My father isn’t allowed to buy my husband or brother-in-law weapons at Christmas anymore. That stopped after the machetes. I’m surprised it didn’t stop sooner with the crossbows. I know my dad laments never buying them throwing stars. But the weapons era has ended, largely because my sister doesn’t like dangerous things in the house with her child.
Dad has no sons of his own. He and my mom had Sarah and me, which meant that dad was surrounded by girls for the better part of two decades. His only male compatriots were the two male dogs we had over the years, one of which never learned to lift a leg while peeing.
I don’t think dad regrets not having a son. He loves my sister and me. He’s always been a great dad. But there was a certain lack of boy stuff that I’m sure he missed. He used to take me to fish and game shows when I was small. He’d weave through the crowds and I’d hold onto his little finger so I wouldn’t get lost. At one show he got me a bright pink tackle box that I filled with the only fishing tackle I ever wanted: sparkly pink and purple worms that I’m confident could never nab a fish. As an adult I visited my folks and discovered that my dad still has my old tackle box and bedazzled worms.
Dad loves his girls, but he still likes the roughhousing and camaraderie of boys. That’s why he was so tickled by his daughters’ choices in mates.
My husband and brother-in-law are both such boys. They play video games religiously, love gadgets, and think of grilling as an art. One year at Thanksgiving, my dad had 3 turkeys going on different devices so that he, my husband and brother-in-law could all tend one. There were only 6 of us for dinner that year. With 3 full-sized turkeys. I think one of them was even a turducken. None of them saw this as strange or extravagant.
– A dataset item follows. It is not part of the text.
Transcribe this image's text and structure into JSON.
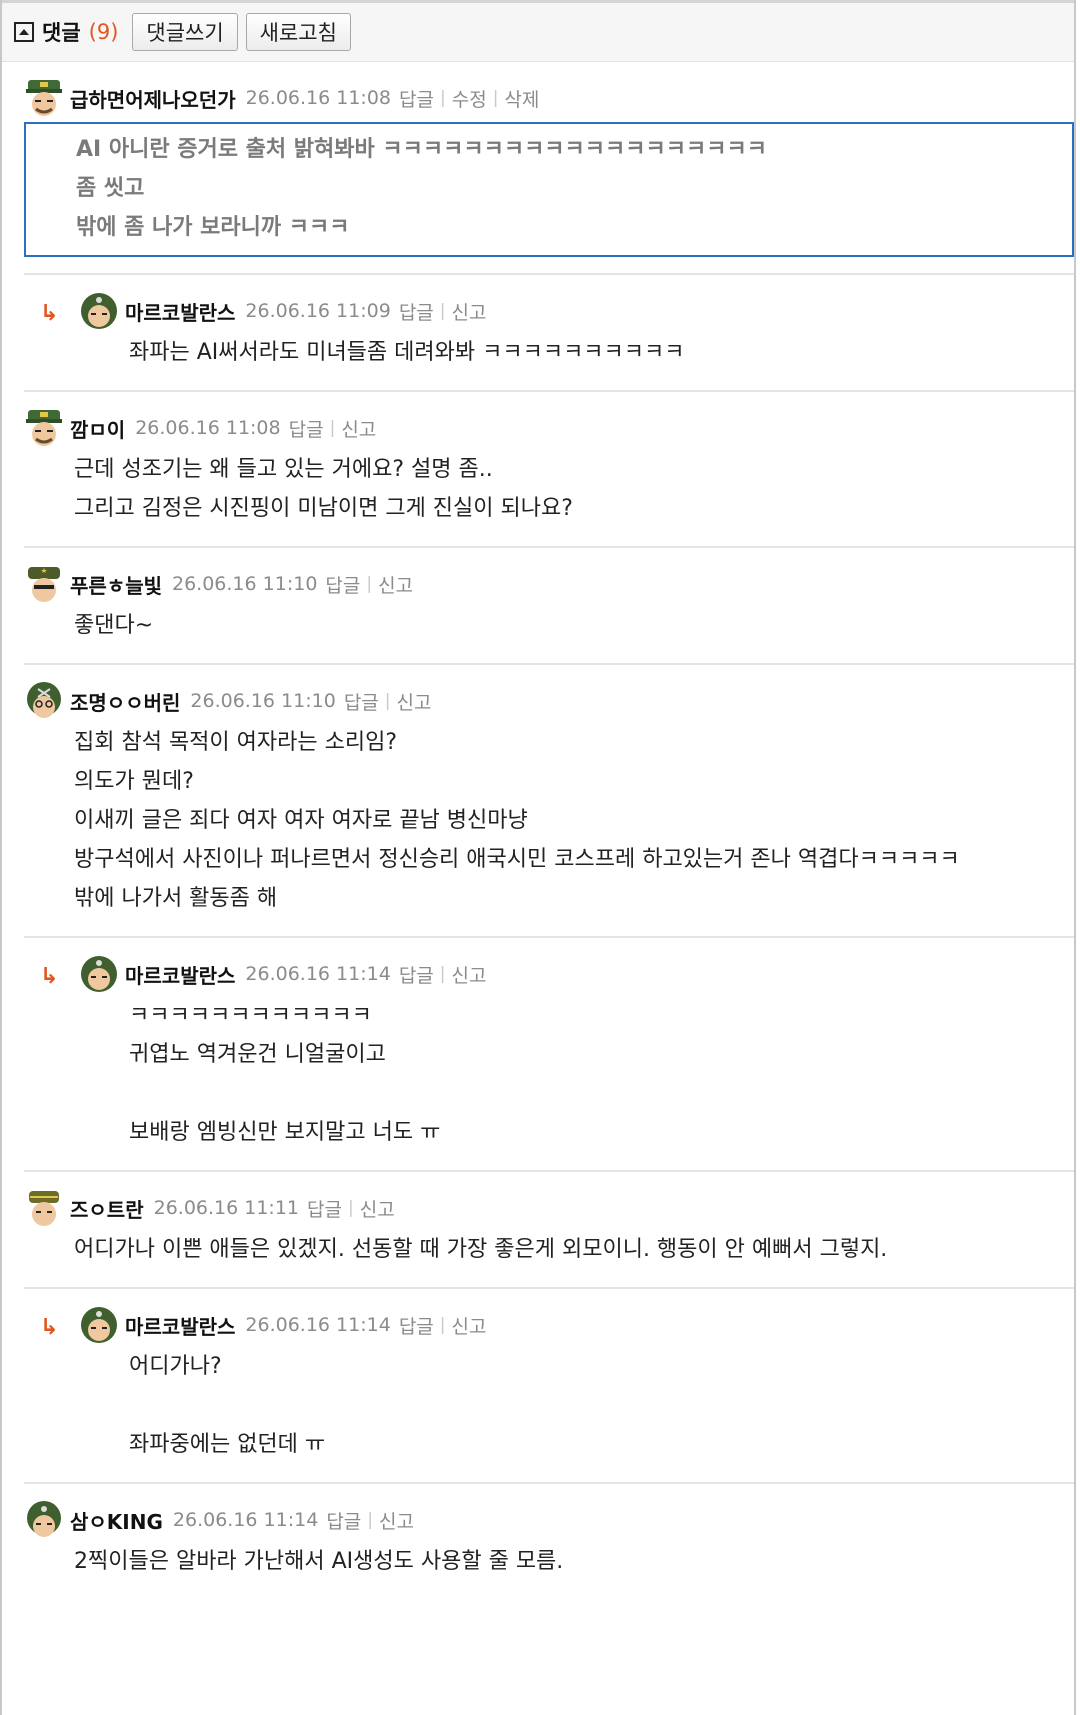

It’s not that he couldn’t have gotten my sister and me crossbows or taken part in other typically “boy” pastimes. For all the unfortunate gender normative, we just weren’t very interested in camping, fishing, hunting, or “roughing it” in any way at all. In the same way that our husbands are such boys, my sister and I are such girls. And that’s just fine.
So now at Christmas there are no new weapons. But dad and the boys have taken to shooting dad’s guns in the meadow of the 20-acre ranch he shares with mom, trusting that the far-off “neighbors” won’t call the cops.